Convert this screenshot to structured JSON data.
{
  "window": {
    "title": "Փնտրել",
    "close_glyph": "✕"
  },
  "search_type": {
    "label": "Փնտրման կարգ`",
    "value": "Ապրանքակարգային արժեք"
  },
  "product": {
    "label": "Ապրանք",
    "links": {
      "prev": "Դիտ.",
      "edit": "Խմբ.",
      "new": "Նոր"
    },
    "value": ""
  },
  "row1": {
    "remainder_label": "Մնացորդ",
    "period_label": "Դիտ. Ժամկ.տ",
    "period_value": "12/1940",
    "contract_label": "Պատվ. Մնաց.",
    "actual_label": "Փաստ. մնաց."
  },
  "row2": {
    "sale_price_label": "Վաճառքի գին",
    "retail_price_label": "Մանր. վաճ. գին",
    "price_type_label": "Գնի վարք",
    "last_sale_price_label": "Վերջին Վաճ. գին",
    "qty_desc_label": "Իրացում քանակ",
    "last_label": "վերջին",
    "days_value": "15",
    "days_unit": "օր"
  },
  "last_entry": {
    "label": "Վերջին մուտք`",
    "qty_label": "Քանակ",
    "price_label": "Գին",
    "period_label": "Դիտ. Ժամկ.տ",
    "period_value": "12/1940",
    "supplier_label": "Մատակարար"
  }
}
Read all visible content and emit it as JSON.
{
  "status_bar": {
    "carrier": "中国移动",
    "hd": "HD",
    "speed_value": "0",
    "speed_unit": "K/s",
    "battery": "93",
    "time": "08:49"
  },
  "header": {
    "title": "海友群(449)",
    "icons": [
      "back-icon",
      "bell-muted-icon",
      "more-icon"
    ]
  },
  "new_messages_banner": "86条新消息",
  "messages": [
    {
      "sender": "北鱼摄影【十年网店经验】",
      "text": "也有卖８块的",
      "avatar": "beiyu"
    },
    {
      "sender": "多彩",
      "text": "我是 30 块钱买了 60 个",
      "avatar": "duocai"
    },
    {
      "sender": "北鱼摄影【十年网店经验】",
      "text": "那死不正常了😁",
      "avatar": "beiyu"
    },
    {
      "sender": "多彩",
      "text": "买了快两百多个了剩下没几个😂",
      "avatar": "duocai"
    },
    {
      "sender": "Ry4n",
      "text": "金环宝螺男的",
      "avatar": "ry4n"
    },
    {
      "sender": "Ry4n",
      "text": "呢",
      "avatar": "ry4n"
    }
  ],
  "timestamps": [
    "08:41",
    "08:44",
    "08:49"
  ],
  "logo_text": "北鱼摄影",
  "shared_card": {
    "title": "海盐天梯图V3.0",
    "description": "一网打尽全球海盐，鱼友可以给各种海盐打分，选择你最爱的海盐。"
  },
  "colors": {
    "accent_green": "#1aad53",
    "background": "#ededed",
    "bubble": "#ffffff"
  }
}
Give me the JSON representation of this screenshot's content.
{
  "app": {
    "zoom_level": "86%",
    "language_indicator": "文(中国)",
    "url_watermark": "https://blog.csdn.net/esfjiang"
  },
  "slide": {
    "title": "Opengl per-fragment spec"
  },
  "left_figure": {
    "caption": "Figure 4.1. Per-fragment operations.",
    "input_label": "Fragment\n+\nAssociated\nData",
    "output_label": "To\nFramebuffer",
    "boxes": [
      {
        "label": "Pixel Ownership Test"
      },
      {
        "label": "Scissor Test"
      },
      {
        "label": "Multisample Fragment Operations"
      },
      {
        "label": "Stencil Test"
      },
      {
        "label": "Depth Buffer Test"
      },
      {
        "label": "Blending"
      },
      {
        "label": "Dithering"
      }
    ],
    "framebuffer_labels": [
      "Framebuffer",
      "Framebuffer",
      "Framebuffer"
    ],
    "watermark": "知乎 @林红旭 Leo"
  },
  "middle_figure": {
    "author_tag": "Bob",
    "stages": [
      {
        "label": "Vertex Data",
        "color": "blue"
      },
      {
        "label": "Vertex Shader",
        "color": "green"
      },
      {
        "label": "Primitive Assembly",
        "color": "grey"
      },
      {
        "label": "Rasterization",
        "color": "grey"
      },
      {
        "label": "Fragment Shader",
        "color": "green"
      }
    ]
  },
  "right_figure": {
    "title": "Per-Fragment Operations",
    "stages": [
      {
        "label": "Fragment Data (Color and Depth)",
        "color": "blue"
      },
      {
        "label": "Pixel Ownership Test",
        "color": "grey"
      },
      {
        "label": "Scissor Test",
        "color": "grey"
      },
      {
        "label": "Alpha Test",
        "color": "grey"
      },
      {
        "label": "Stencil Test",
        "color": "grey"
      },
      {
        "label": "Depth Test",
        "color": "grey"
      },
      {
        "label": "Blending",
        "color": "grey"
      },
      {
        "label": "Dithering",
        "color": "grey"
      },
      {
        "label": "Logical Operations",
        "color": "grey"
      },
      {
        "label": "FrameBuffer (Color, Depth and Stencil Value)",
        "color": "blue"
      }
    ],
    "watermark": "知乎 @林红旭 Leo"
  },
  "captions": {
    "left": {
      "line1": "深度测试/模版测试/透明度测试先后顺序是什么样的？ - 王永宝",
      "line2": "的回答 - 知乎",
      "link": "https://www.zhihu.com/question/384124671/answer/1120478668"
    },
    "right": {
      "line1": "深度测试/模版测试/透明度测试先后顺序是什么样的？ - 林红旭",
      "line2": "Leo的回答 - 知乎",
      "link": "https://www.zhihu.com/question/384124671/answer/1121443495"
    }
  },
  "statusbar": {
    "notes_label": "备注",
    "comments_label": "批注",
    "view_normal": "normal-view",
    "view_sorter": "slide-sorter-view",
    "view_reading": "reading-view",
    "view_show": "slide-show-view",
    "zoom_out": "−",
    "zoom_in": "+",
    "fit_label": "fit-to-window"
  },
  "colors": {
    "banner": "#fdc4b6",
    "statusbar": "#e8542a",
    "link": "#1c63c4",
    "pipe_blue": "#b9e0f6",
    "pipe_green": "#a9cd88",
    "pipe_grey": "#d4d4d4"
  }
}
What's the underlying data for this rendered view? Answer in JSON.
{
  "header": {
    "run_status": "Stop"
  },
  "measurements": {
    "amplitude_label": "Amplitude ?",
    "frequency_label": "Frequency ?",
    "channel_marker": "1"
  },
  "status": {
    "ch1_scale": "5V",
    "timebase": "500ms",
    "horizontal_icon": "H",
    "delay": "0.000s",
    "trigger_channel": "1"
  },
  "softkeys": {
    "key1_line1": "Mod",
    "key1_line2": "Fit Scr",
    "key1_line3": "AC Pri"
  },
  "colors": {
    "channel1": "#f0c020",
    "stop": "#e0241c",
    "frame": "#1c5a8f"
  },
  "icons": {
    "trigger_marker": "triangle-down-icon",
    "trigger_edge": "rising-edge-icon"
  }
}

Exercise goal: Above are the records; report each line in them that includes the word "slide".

Written response:
  "slide": {
    "view_sorter": "slide-sorter-view",
    "view_show": "slide-show-view",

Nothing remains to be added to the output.